(Entries from a dataset of interfaces)
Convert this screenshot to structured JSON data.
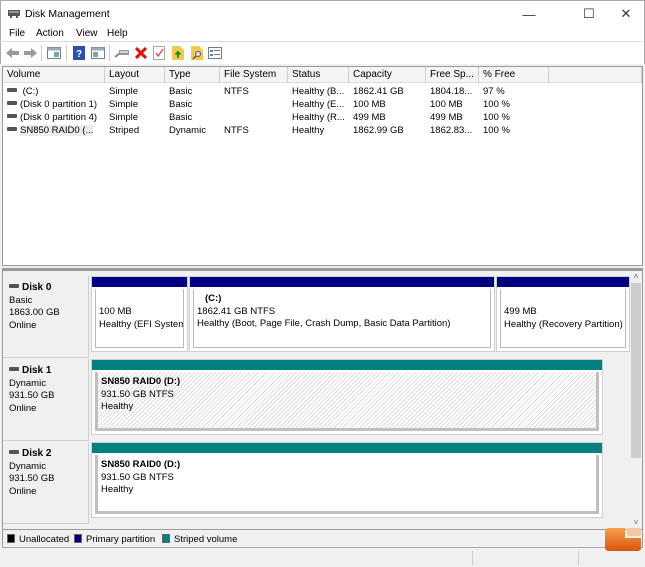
{
  "window": {
    "title": "Disk Management",
    "minimize_glyph": "—",
    "maximize_glyph": "☐",
    "close_glyph": "✕"
  },
  "menu": [
    "File",
    "Action",
    "View",
    "Help"
  ],
  "toolbar": {
    "icons": [
      "back-icon",
      "forward-icon",
      "show-hide-console-tree-icon",
      "help-icon",
      "properties-pane-icon",
      "connect-disk-icon",
      "delete-icon",
      "check-icon",
      "up-folder-icon",
      "search-folder-icon",
      "list-view-icon"
    ]
  },
  "volume_list": {
    "columns": [
      "Volume",
      "Layout",
      "Type",
      "File System",
      "Status",
      "Capacity",
      "Free Sp...",
      "% Free"
    ],
    "rows": [
      {
        "volume": " (C:)",
        "layout": "Simple",
        "type": "Basic",
        "fs": "NTFS",
        "status": "Healthy (B...",
        "capacity": "1862.41 GB",
        "free": "1804.18...",
        "pct": "97 %"
      },
      {
        "volume": "(Disk 0 partition 1)",
        "layout": "Simple",
        "type": "Basic",
        "fs": "",
        "status": "Healthy (E...",
        "capacity": "100 MB",
        "free": "100 MB",
        "pct": "100 %"
      },
      {
        "volume": "(Disk 0 partition 4)",
        "layout": "Simple",
        "type": "Basic",
        "fs": "",
        "status": "Healthy (R...",
        "capacity": "499 MB",
        "free": "499 MB",
        "pct": "100 %"
      },
      {
        "volume": "SN850 RAID0 (...",
        "layout": "Striped",
        "type": "Dynamic",
        "fs": "NTFS",
        "status": "Healthy",
        "capacity": "1862.99 GB",
        "free": "1862.83...",
        "pct": "100 %"
      }
    ]
  },
  "disks": [
    {
      "name": "Disk 0",
      "kind": "Basic",
      "size": "1863.00 GB",
      "state": "Online",
      "partitions": [
        {
          "title": "",
          "size": "100 MB",
          "status": "Healthy (EFI System"
        },
        {
          "title": "(C:)",
          "size": "1862.41 GB NTFS",
          "status": "Healthy (Boot, Page File, Crash Dump, Basic Data Partition)"
        },
        {
          "title": "",
          "size": "499 MB",
          "status": "Healthy (Recovery Partition)"
        }
      ]
    },
    {
      "name": "Disk 1",
      "kind": "Dynamic",
      "size": "931.50 GB",
      "state": "Online",
      "partitions": [
        {
          "title": "SN850 RAID0  (D:)",
          "size": "931.50 GB NTFS",
          "status": "Healthy"
        }
      ]
    },
    {
      "name": "Disk 2",
      "kind": "Dynamic",
      "size": "931.50 GB",
      "state": "Online",
      "partitions": [
        {
          "title": "SN850 RAID0  (D:)",
          "size": "931.50 GB NTFS",
          "status": "Healthy"
        }
      ]
    }
  ],
  "legend": [
    {
      "label": "Unallocated",
      "color": "#000000"
    },
    {
      "label": "Primary partition",
      "color": "#000080"
    },
    {
      "label": "Striped volume",
      "color": "#008080"
    }
  ],
  "colors": {
    "primary": "#000080",
    "striped": "#008080"
  }
}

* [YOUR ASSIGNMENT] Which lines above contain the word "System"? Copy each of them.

* [SOLUTION FOR THIS EXERCISE]
      "File System",
          "status": "Healthy (EFI System"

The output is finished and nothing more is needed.